Will’s proposed measures – additional IQ tests and interviews – are likely to be completely ineffective at widening access. Again, as I noted in my main argument, pupils from well off families are already significantly ahead of pupils from less well-off families even by the end of early years education. Slightly modifying the entrance exam to a grammar school will not help pupils who’ve been neglected for years before they even come to sitting that test. Similarly, children who’ve had the benefits associated with richer parents are likely to outperform their poorer counterparts when it comes to interviews – a problem our elite universities are also continuing to struggle with. Noble as these ideas are, introducing a new class of school for the over-11s does nothing to help those who’ve already been left behind, meaning the schools Will wants to create will continue to be full of the sort of pupils who are likely to achieve outstanding grades in a comprehensive system anyway.

Furthermore, the advantages those pupils have had are likely to be entrenched by the ability of parents to pay for private tutoring for both interview and entrance exam for Will’s new grammars. This is an already thriving industry in most selective areas and the expansion of selection will simply lead to more parents taking up the option.

But what if we could wave a magic wand and create Grammars that weren’t innately biased towards giving middle class pupils even more undeserved advantages in life? They’d still be a bad idea. The reason the 11+ works as test is because it’s a single one-off exam that can be held and marked quickly by the existing staff.
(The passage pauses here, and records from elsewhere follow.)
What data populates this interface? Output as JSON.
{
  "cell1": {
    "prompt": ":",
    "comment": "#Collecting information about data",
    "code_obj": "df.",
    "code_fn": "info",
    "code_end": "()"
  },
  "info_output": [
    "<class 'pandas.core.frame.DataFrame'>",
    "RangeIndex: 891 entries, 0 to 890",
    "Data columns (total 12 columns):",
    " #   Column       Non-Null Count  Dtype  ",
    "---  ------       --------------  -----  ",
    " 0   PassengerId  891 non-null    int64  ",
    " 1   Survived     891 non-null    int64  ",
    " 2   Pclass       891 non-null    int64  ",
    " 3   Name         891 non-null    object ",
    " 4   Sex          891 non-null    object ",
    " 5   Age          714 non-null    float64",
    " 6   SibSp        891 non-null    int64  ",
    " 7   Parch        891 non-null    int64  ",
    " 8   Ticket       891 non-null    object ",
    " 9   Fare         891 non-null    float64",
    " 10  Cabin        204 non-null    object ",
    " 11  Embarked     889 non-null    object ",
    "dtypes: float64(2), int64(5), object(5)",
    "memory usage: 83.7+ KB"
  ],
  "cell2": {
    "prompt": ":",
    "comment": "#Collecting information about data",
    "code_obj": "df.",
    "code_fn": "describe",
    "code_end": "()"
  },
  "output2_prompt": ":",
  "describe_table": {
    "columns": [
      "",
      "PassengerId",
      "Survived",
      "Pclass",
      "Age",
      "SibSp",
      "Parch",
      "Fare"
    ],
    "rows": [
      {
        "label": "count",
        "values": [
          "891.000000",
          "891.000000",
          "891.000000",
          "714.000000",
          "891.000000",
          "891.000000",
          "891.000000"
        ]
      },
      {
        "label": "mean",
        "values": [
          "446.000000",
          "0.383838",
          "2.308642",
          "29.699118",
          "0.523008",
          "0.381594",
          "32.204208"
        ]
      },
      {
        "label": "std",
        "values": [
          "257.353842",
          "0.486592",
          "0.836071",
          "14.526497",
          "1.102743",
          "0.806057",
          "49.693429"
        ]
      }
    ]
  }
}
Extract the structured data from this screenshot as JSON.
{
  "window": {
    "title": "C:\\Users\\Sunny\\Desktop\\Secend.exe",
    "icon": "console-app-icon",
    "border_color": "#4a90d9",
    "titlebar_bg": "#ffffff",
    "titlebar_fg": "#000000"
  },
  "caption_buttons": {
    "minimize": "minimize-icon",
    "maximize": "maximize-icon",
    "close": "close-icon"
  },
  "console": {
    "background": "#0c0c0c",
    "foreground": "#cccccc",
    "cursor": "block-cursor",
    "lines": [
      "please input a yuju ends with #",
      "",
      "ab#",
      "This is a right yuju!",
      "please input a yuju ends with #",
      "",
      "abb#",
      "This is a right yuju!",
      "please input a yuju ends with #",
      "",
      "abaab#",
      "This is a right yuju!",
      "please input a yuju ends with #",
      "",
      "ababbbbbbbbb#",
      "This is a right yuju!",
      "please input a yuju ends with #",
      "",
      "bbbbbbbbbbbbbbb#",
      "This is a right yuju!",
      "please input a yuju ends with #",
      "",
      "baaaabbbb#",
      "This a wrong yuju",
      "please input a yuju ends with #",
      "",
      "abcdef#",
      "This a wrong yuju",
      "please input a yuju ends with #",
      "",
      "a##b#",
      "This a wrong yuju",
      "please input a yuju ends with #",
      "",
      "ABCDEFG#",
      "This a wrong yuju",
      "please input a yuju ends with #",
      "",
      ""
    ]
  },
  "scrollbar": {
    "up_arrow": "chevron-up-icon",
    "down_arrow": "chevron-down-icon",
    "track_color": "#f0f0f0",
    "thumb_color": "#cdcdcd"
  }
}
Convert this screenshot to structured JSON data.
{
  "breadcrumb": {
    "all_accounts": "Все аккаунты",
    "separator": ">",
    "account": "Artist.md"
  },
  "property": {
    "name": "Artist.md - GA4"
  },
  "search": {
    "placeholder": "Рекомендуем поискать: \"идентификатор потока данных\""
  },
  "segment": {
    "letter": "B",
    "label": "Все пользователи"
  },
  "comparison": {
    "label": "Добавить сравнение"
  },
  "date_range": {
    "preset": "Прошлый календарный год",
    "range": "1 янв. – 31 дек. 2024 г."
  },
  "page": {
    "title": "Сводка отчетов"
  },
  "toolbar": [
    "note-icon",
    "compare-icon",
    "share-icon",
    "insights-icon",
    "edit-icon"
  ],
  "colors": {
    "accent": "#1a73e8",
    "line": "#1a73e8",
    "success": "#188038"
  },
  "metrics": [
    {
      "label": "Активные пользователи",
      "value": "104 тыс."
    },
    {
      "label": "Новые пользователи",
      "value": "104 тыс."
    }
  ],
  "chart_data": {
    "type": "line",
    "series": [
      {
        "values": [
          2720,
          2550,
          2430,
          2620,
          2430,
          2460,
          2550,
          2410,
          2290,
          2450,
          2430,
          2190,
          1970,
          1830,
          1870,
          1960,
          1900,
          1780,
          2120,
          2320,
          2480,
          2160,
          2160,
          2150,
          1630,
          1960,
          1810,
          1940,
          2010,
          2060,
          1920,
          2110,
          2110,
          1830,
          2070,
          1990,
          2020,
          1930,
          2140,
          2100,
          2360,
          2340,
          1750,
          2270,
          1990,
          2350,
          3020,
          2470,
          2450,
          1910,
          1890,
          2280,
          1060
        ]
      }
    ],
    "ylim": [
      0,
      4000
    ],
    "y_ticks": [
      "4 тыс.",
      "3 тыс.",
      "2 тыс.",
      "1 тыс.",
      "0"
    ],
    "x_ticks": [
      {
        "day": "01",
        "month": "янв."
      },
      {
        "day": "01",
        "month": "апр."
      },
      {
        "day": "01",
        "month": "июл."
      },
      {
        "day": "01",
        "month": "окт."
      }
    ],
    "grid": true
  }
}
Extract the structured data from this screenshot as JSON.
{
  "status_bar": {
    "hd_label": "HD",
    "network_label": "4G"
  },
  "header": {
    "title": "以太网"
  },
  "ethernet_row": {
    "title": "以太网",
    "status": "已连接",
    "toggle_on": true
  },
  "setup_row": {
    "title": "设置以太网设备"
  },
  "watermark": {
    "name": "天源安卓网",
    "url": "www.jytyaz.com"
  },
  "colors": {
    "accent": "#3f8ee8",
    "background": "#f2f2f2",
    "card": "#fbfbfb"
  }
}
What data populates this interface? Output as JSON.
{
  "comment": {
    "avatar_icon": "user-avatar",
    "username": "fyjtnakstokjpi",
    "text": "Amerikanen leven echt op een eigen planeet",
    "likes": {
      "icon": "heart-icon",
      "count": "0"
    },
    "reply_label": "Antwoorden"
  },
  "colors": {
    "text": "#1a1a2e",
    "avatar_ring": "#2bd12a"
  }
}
Once you start introducing the reforms Will wants – multiple tests and interviewing each child – you’ll need to provide additional funding to the new grammar schools just to administer their admissions policy. So money is going to be taken away from the schools serving those in the most educational need to pay for an even better education for those least likely to need it. That’s not a progressive policy – it’s one further disadvantage being heaped on the worst off kids in our country, written off before they even had a chance.

And what of those kids who don’t get into the new grammars? Who are forced to take a test they’re likely to fail and then sent to secondary moderns? The vicious and destructive impact of telling an 11 year old child that they’re too stupid to deserve a great education, that they should forget any dreams they might have, will be felt by even more children. That’s not a message we should be giving to even one child, let alone thousands every year.

Fundamentally, comprehensives work. All the data tells us this – that a properly funded system can provide a world-class education for every child regardless of their background. That dream is what we in the Labour Party should be striving towards. We must have no truck with the idea that a great school is a privilege to be awarded only to a deserving handful – such poverty of ambition does not befit a party with our proud record in government. Labour believes every child matters and that none should be thrown on the scrapheap at 11 years old. For that reason, we should always oppose Grammar Schools.